== Listed records ==
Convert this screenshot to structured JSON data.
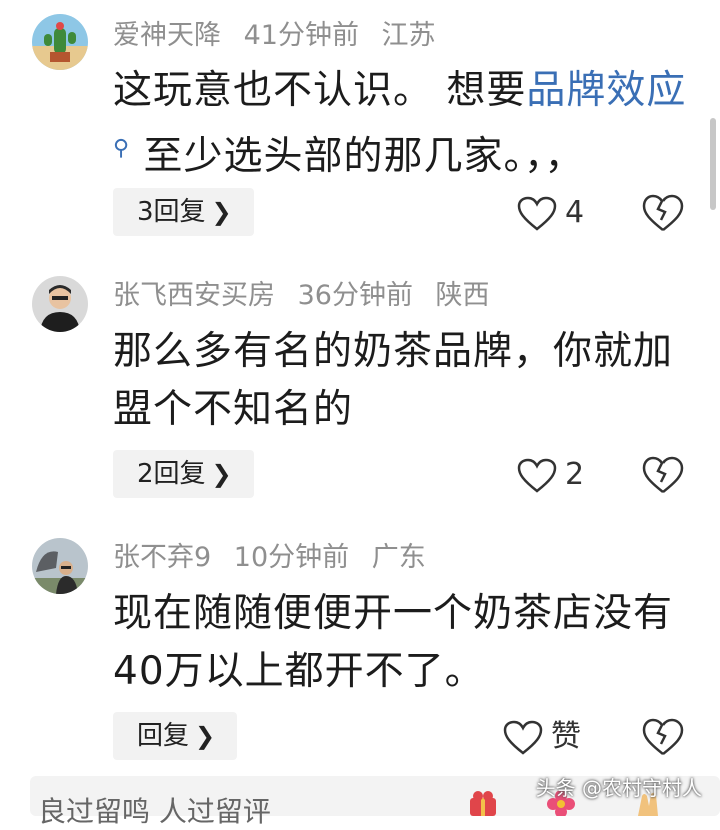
{
  "comments": [
    {
      "user": "爱神天降",
      "time": "41分钟前",
      "location": "江苏",
      "text_before": "这玩意也不认识。 想要",
      "link": "品牌效应",
      "text_after": " 至少选头部的那几家。，，",
      "reply_label": "3回复",
      "likes": "4"
    },
    {
      "user": "张飞西安买房",
      "time": "36分钟前",
      "location": "陕西",
      "text": "那么多有名的奶茶品牌，你就加盟个不知名的",
      "reply_label": "2回复",
      "likes": "2"
    },
    {
      "user": "张不弃9",
      "time": "10分钟前",
      "location": "广东",
      "text": "现在随随便便开一个奶茶店没有40万以上都开不了。",
      "reply_label": "回复",
      "likes": "赞"
    }
  ],
  "bottom_input": {
    "placeholder": "良过留鸣  人过留评"
  },
  "watermark": "头条 @农村守村人",
  "icons": [
    "chevron-right-icon",
    "heart-outline-icon",
    "broken-heart-icon",
    "gift-icon",
    "flower-icon",
    "clap-icon"
  ],
  "colors": {
    "link": "#3a6fb5",
    "meta": "#8f8f8f",
    "reply_bg": "#f2f2f2"
  }
}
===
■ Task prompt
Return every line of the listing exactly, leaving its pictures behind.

■ Your solution
Convert this screenshot to structured JSON data.
{
  "comments": [
    {
      "user": "爱神天降",
      "time": "41分钟前",
      "location": "江苏",
      "text_before": "这玩意也不认识。 想要",
      "link": "品牌效应",
      "text_after": " 至少选头部的那几家。，，",
      "reply_label": "3回复",
      "likes": "4"
    },
    {
      "user": "张飞西安买房",
      "time": "36分钟前",
      "location": "陕西",
      "text": "那么多有名的奶茶品牌，你就加盟个不知名的",
      "reply_label": "2回复",
      "likes": "2"
    },
    {
      "user": "张不弃9",
      "time": "10分钟前",
      "location": "广东",
      "text": "现在随随便便开一个奶茶店没有40万以上都开不了。",
      "reply_label": "回复",
      "likes": "赞"
    }
  ],
  "bottom_input": {
    "placeholder": "良过留鸣  人过留评"
  },
  "watermark": "头条 @农村守村人",
  "icons": [
    "chevron-right-icon",
    "heart-outline-icon",
    "broken-heart-icon",
    "gift-icon",
    "flower-icon",
    "clap-icon"
  ],
  "colors": {
    "link": "#3a6fb5",
    "meta": "#8f8f8f",
    "reply_bg": "#f2f2f2"
  }
}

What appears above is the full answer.